- Clean the Litter Boxes Regularly: Scoop out waste from the litter boxes at least once a day. This will not only keep the litter boxes clean and odor-free, but it will also encourage your cats to use them consistently.
- Use Odor-Absorbing Cat Litter: Choose a cat litter that is specifically designed to absorb and control odors. There are many types of cat litter available on the market that have odor-neutralizing properties. Look for litter options that contain activated charcoal or baking soda to help eliminate unpleasant smells.
- Consider Automatic Litter Boxes: Investing in an automatic litter box can be a game-changer when it comes to preventing cat urine odor. These self-cleaning litter boxes automatically remove waste, keeping the litter box clean and the odor at bay.
- Create a Distraction: If your cat is showing a preference for urinating near the front door, try creating a diversion. Place a scratching post or a cat tree near the door to redirect their attention and encourage them to engage in alternative activities.
- Seek Veterinary Assistance: If you’ve implemented preventive measures and the issue persists, it’s essential to rule out any underlying medical conditions. Schedule a visit to the veterinarian to ensure your cat is not experiencing any urinary tract or behavioral issues.
Remember, patience and consistency are key when addressing cat urine odor near the front door. By implementing these preventive measures, you can create a fresh and odor-free environment for both you and your feline friend.
By following the steps outlined in this article, you can successfully eliminate the unpleasant cat pee smell from your front door and prevent future occurrences. Remember, providing multiple litter boxes and cleaning them regularly is crucial in maintaining a clean and odor-free environment.
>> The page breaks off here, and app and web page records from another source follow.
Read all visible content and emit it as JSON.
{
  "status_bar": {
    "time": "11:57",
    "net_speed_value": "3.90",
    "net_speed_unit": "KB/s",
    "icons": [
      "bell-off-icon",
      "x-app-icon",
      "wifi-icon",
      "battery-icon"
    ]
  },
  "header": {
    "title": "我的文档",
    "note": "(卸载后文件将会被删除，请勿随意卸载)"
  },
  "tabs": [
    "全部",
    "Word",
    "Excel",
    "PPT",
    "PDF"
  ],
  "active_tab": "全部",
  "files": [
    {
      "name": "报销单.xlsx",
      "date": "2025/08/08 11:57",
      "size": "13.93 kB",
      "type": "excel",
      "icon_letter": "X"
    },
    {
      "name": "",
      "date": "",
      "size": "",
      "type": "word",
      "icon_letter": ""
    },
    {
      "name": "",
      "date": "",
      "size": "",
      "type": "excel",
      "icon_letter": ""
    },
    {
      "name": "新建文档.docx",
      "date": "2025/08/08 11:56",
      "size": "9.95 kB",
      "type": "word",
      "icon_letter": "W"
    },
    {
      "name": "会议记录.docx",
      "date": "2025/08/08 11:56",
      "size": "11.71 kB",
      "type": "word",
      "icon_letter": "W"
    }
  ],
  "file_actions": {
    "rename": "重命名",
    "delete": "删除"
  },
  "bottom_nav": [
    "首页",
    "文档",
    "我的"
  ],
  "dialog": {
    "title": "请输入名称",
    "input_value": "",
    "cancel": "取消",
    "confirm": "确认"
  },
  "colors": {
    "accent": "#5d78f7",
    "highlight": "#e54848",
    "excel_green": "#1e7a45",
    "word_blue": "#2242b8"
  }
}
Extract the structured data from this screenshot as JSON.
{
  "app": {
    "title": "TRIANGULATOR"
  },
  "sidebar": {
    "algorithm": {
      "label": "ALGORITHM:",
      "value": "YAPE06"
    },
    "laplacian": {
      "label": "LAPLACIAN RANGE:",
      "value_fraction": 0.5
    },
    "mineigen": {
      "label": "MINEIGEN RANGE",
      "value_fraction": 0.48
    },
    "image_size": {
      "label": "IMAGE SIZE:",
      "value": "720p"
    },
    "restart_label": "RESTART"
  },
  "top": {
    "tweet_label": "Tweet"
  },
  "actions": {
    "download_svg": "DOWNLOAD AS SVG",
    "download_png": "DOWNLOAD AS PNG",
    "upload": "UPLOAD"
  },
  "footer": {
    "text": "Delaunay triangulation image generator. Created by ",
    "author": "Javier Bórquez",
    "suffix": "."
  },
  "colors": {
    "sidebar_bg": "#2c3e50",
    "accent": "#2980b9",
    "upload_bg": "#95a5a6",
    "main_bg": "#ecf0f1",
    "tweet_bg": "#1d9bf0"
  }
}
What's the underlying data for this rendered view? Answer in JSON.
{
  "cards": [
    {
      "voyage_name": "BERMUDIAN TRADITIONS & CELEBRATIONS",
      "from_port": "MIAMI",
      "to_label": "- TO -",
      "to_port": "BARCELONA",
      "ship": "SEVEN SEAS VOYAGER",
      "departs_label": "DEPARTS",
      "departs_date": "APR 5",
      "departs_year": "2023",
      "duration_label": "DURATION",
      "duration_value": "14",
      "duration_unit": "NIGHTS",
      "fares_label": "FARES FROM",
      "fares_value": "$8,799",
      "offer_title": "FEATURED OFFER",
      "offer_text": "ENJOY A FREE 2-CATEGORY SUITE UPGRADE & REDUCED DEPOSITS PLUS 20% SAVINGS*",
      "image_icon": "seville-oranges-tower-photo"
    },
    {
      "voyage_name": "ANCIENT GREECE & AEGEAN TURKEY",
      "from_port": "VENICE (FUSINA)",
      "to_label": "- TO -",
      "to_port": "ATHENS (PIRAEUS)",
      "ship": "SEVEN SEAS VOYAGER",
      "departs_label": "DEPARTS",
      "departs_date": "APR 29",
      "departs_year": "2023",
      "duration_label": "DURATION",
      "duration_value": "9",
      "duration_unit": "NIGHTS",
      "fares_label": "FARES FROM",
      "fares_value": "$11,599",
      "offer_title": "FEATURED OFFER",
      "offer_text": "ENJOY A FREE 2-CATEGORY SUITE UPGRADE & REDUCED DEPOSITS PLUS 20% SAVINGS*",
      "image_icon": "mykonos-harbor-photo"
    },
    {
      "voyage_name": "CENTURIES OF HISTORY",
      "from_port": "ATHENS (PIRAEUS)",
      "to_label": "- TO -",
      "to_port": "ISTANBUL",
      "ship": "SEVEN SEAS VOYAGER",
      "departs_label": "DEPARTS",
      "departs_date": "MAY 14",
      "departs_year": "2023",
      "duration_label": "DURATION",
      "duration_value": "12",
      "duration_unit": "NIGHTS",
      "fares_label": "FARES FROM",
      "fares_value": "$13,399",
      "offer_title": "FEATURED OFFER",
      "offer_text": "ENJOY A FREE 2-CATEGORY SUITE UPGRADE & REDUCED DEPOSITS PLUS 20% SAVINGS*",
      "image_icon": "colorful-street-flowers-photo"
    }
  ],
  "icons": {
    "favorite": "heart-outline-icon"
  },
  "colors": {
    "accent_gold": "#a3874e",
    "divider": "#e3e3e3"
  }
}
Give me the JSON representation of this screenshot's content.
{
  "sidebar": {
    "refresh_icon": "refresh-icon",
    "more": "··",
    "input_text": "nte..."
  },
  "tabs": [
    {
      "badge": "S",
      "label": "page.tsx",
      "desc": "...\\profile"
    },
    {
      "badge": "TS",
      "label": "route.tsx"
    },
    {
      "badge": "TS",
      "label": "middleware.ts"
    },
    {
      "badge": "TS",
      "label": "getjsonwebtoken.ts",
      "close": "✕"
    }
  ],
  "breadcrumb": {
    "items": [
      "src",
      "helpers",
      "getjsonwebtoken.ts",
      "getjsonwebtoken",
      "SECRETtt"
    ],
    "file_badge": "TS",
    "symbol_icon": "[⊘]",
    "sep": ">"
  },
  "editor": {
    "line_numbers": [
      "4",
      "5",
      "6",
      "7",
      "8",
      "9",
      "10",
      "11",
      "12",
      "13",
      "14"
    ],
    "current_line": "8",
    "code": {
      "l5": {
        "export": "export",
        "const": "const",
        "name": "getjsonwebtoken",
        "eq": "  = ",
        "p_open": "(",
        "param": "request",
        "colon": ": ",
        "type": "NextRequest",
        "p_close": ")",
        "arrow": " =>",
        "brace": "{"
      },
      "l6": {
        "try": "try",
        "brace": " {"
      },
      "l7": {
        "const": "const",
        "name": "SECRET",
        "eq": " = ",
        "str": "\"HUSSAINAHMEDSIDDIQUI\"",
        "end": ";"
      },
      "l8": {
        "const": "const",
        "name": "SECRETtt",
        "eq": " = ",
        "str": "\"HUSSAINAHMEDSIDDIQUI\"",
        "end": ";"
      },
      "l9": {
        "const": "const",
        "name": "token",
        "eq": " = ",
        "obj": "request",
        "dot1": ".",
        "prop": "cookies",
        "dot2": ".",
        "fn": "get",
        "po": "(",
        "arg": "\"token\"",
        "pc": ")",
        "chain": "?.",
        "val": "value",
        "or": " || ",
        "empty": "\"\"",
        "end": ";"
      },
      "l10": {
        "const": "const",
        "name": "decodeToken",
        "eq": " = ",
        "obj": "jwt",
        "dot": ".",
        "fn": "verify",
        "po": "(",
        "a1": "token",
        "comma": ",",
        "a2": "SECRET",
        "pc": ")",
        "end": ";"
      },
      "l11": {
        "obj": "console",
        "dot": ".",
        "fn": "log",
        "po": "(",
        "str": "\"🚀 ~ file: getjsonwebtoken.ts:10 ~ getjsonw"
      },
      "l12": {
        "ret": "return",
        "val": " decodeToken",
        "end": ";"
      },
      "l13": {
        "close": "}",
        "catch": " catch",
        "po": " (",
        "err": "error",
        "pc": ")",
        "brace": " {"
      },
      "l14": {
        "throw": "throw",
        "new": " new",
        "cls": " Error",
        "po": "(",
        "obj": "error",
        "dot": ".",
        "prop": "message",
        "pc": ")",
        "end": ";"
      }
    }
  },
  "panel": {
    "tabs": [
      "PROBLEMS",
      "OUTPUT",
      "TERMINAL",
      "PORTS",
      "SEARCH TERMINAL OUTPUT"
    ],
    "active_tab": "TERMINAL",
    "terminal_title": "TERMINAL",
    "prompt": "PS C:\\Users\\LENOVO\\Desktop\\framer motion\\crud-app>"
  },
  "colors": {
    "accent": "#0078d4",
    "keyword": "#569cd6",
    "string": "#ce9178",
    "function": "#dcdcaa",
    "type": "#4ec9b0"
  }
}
Consider using odor-absorbing cat litter or even exploring the option of automatic litter boxes to make the process easier. Additionally, creating a distraction for your cat can help redirect their behavior away from the front door. If you find that the issue persists despite your efforts, don’t hesitate to seek veterinary assistance.
Above all, remember to be patient and consistent in your approach. Building a harmonious relationship with your cat is essential, and addressing the cat pee smell issue with understanding and care will help strengthen the bond between you and your furry friend. With these tips in mind, you can say goodbye to the unpleasant smell and enjoy a fresh and inviting front door area.
Frequently Asked Questions
Q: How can I eliminate cat pee smell from my front door?
A: To eliminate cat pee smell from your front door, start by cleaning the affected area with an enzymatic cleaner specifically designed for removing pet odors. Make sure to follow the instructions on the cleaner and thoroughly rinse the area afterwards. Additionally, consider using an air purifier or spraying a pet-friendly odor neutralizer near the door. Repeat these steps until the smell is eliminated.
Q: What can I do to prevent future cat urine odor near my front door?
A: To prevent future cat urine odor near your front door, provide multiple litter boxes in different areas of your home. Clean the litter boxes regularly to ensure they are always clean and inviting for your cat. Consider using odor-absorbing cat litter and potentially investing in an automatic litter box for added convenience. Create distractions near the front door to deter your cat from returning to the area. Lastly, if the issue persists, consult with a veterinarian to rule out any underlying medical conditions.